Entries from a dataset of interfaces
/---

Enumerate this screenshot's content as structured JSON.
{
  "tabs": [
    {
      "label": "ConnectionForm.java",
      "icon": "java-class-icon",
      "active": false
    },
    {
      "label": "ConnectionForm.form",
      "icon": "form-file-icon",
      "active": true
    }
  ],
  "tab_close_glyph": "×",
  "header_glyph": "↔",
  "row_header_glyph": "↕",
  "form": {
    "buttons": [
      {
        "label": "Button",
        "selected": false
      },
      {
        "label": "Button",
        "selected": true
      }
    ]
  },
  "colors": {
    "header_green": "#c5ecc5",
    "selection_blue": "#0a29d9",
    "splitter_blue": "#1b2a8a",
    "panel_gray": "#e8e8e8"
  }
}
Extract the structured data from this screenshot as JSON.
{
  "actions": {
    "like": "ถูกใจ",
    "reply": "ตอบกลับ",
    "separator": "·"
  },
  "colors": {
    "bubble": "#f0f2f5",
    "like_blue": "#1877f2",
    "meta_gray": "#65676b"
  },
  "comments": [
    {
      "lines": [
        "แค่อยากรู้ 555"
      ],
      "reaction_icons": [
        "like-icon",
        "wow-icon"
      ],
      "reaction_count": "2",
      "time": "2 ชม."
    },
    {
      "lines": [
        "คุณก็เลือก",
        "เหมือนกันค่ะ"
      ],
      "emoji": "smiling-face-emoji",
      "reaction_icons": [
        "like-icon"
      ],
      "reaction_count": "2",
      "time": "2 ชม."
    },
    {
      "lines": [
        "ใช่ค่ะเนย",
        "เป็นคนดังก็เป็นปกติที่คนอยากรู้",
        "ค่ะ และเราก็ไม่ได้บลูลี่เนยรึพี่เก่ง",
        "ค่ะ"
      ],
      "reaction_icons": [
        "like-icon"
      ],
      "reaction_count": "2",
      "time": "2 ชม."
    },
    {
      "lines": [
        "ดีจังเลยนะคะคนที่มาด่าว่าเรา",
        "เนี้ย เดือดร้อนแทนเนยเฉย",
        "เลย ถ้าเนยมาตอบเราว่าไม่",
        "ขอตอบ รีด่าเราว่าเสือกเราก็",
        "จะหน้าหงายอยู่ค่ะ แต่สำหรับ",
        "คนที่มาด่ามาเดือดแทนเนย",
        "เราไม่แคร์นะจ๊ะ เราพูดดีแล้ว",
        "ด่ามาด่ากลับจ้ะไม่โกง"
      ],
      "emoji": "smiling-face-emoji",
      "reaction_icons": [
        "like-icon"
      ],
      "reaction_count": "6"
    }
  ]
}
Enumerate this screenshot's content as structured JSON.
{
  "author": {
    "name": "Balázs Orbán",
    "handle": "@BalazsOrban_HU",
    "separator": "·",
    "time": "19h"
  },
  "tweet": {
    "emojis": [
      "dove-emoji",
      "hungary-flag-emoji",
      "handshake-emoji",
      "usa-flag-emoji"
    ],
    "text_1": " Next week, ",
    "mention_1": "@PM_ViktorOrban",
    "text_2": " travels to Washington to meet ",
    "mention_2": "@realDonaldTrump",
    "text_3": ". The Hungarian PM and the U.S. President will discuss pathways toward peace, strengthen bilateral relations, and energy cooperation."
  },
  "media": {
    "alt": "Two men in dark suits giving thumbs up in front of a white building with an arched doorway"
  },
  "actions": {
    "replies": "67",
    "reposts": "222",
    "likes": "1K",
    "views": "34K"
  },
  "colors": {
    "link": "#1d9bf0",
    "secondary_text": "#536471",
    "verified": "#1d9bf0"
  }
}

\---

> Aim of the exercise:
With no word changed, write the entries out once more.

> Solution to this exercise:
Enumerate this screenshot's content as structured JSON.
{
  "tabs": [
    {
      "label": "ConnectionForm.java",
      "icon": "java-class-icon",
      "active": false
    },
    {
      "label": "ConnectionForm.form",
      "icon": "form-file-icon",
      "active": true
    }
  ],
  "tab_close_glyph": "×",
  "header_glyph": "↔",
  "row_header_glyph": "↕",
  "form": {
    "buttons": [
      {
        "label": "Button",
        "selected": false
      },
      {
        "label": "Button",
        "selected": true
      }
    ]
  },
  "colors": {
    "header_green": "#c5ecc5",
    "selection_blue": "#0a29d9",
    "splitter_blue": "#1b2a8a",
    "panel_gray": "#e8e8e8"
  }
}
Extract the structured data from this screenshot as JSON.
{
  "actions": {
    "like": "ถูกใจ",
    "reply": "ตอบกลับ",
    "separator": "·"
  },
  "colors": {
    "bubble": "#f0f2f5",
    "like_blue": "#1877f2",
    "meta_gray": "#65676b"
  },
  "comments": [
    {
      "lines": [
        "แค่อยากรู้ 555"
      ],
      "reaction_icons": [
        "like-icon",
        "wow-icon"
      ],
      "reaction_count": "2",
      "time": "2 ชม."
    },
    {
      "lines": [
        "คุณก็เลือก",
        "เหมือนกันค่ะ"
      ],
      "emoji": "smiling-face-emoji",
      "reaction_icons": [
        "like-icon"
      ],
      "reaction_count": "2",
      "time": "2 ชม."
    },
    {
      "lines": [
        "ใช่ค่ะเนย",
        "เป็นคนดังก็เป็นปกติที่คนอยากรู้",
        "ค่ะ และเราก็ไม่ได้บลูลี่เนยรึพี่เก่ง",
        "ค่ะ"
      ],
      "reaction_icons": [
        "like-icon"
      ],
      "reaction_count": "2",
      "time": "2 ชม."
    },
    {
      "lines": [
        "ดีจังเลยนะคะคนที่มาด่าว่าเรา",
        "เนี้ย เดือดร้อนแทนเนยเฉย",
        "เลย ถ้าเนยมาตอบเราว่าไม่",
        "ขอตอบ รีด่าเราว่าเสือกเราก็",
        "จะหน้าหงายอยู่ค่ะ แต่สำหรับ",
        "คนที่มาด่ามาเดือดแทนเนย",
        "เราไม่แคร์นะจ๊ะ เราพูดดีแล้ว",
        "ด่ามาด่ากลับจ้ะไม่โกง"
      ],
      "emoji": "smiling-face-emoji",
      "reaction_icons": [
        "like-icon"
      ],
      "reaction_count": "6"
    }
  ]
}
Enumerate this screenshot's content as structured JSON.
{
  "author": {
    "name": "Balázs Orbán",
    "handle": "@BalazsOrban_HU",
    "separator": "·",
    "time": "19h"
  },
  "tweet": {
    "emojis": [
      "dove-emoji",
      "hungary-flag-emoji",
      "handshake-emoji",
      "usa-flag-emoji"
    ],
    "text_1": " Next week, ",
    "mention_1": "@PM_ViktorOrban",
    "text_2": " travels to Washington to meet ",
    "mention_2": "@realDonaldTrump",
    "text_3": ". The Hungarian PM and the U.S. President will discuss pathways toward peace, strengthen bilateral relations, and energy cooperation."
  },
  "media": {
    "alt": "Two men in dark suits giving thumbs up in front of a white building with an arched doorway"
  },
  "actions": {
    "replies": "67",
    "reposts": "222",
    "likes": "1K",
    "views": "34K"
  },
  "colors": {
    "link": "#1d9bf0",
    "secondary_text": "#536471",
    "verified": "#1d9bf0"
  }
}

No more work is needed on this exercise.